NEARLY 4,000 ex-British Gurkha families marched on the streets of the capital Katmandu in Nepal on 15 February saying no to war on Iraq. You can find more details about it from www.nepalnews.com
Tham Sarki, by e-mail
US didn't bring freedom for all
IN SOCIALIST Worker (Letters, 5 April) Jamie Rankin says that in the Second World War the Allies, including the US, invaded France, Germany and Japan bringing democracy.
But the Allies left a large amount of the Nazi infrastructure in place in West Germany and did a similar thing for the establishment in Japan. The US dispatched Lucky Luciano to organise social control in south Italy using his Mafia contacts.
Donald Casson, Lancashire
We need schools not weapons
I AM standing in the council elections as the Socialist Alliance - Welfare not Warfare candidate. I am part of the campaign to save Lowfield school. We are determined not to see our brilliant multi-ethnic school shut down. We want to highlight its great anti-racist track record and how it is the heart of our community.
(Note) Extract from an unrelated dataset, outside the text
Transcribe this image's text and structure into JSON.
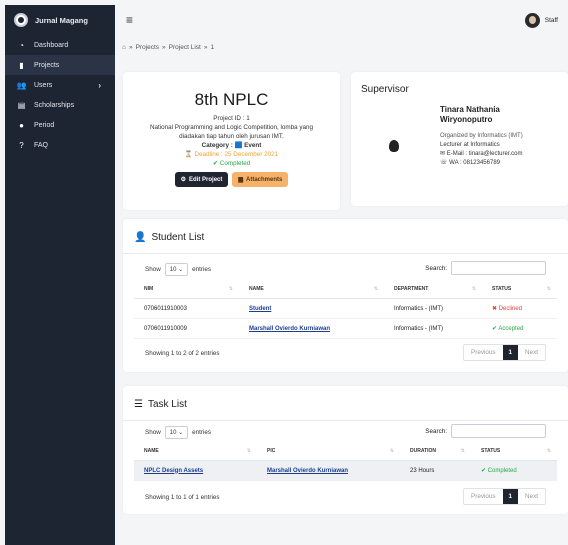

The anti-war movement plus a socialist alternative of welfare not warfare is central to creating a world free of poverty, prejudice and intolerance.
Angela Shann, Sheffield
Leaders must call action
THE TUC's statement issued on the outbreak of war was gutless. Many of the European trade unions were much better, calling for protests and strike action. In Britain the left wing union leaders known as 'The Awkward Squad' such as Bob Crow, Mark Serwotka, and Paul Mackney of the college lecturers' union Natfhe have been tireless in promoting the anti-war message.
Many lecturers walked out with students and other staff on the day war broke out. Management hasn't disciplined one person. If the TUC had given the same support, the effect would have been hugely magnified.
The left union leaders should issue a call for action in our workplaces for peace on 1 May.
Howard Miles, Natfhe member, Bradford College
State wants to intimidate us
SATURDAY 29 March was a bad day for peaceful dissent. I was on the protest from the BBC to the US Embassy in central London that day. There were hordes of police - van after van, groups of motorcyclists and a helicopter.
The aim was to intimidate. I felt trapped. It is freedom of speech that is being shot dead by this war.
Zekria Ibrahimi, West London